More silence spread across the court. A dark look fell over King Denis’ face.
“What is the name of this captain who is close to my daughter?”
Wonderful news today!
In the Service of the King is now available in physical form. It’s a little more expensive that way, but since paper and printing go into it, I think it’s understandable. I’m very excited.
Here’s the link below:
An update on Souls of the Everwood will be coming soon, and some good progress has been made toward publication on Charming.
I hope everyone had a great 4th of July! I’m still dealing with no electricity at home from the storms over the weekend, but thank goodness for family and friends giving us relief from the heat.
Here’s the Kindle link:
I’ll have some information on Souls of the Everwood , a darker fantasy novel, posted soon.
My apologies for not getting much done on the blog this month. I’ve always read on blogs about how things come up to distract authors – now, I understand. I’ve included a little bit for everyone below.
First of all, work continues on all things related to the Crimson Hawks and In the Service of the King. I’m currently on track to have the book e-published before June 30. I’ve still got a bit to go on the second book, Ashes and Cinders, and the third book, Coins and Crusaders, was the subject of my Camp Nanowrimo attempt. It is currently stuck at a dismal 6000 words. Still, all in all, it should be a good month for the Hawks.
For my Games Workshop fans, I had a very good conversation with Jeff Smith, my Space Wolf co-author, earlier this month. I’m hopeful that we may be getting together sometime this summer to start work on another novel to propose to Black Library.
Souls of the Everwood has suffered some delays due to my distractions, but I’m thinking that it’s only about a month behind In the Service of the King. My current goal is to publish it before the end of summer. Krueger’s second book, tentatively titled Black Powder and Brimstone, shouldn’t be far behind.
I’ve made progress with getting some artwork for the cover of a superhero anthology that I’m working on with a couple of other talented writers.
White Wolf fans should check out the following blog. I’m excited about the possibilities of this new game, and hopefully, I’ll have a chance to work with a number of old friends and some very talented people.
Finally, I’m also close to seeing the publication of Charming, a novel that I’ve written with my friend John Peck. In this day and age of fairy tale mania, we’ve had our comedic fantasy novel written for a year and a half. With all the movies coming out about fairy tales, I promise that I have a story that will make you laugh and make you think at the same time.
Thanks for all the patience and I’ll see if I can’t get an excerpt from one of these works up here in the next week.
All the best!

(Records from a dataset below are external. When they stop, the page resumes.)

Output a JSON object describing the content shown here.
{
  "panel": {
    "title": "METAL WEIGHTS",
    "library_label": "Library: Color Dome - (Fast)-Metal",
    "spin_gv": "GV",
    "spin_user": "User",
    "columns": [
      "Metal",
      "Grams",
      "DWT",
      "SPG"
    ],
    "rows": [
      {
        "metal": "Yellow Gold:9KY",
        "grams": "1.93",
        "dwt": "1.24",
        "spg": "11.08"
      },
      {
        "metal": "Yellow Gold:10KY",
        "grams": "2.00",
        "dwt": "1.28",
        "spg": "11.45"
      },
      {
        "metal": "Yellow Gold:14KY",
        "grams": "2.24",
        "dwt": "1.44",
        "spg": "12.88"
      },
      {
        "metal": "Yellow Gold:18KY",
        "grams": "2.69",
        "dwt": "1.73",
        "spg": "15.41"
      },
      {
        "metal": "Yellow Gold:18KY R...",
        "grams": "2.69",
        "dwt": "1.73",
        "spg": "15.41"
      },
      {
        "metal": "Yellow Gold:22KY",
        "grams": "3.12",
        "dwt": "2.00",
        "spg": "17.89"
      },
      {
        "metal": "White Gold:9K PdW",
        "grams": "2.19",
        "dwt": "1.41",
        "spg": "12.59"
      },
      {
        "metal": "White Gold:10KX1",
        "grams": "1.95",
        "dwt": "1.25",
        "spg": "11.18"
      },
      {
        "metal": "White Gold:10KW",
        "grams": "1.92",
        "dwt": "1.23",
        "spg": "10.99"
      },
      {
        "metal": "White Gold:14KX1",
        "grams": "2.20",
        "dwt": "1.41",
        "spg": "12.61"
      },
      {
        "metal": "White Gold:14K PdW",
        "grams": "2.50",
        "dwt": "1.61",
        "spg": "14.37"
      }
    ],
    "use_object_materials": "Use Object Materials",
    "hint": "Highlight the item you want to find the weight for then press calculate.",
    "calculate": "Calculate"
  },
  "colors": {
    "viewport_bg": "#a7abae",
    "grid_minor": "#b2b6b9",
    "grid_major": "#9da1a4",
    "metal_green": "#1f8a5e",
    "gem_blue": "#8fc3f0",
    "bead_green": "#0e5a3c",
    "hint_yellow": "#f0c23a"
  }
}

I just wanted to say thank you to everyone who has read and responded to my blog. In the last few days, I’ve received numerous personal emails, FB comments and I’ve received my first comment (thanks, Ranulf – you have always had my back!). I appreciate it all, even as I go through In the Service of the King for a final edit.
All the best,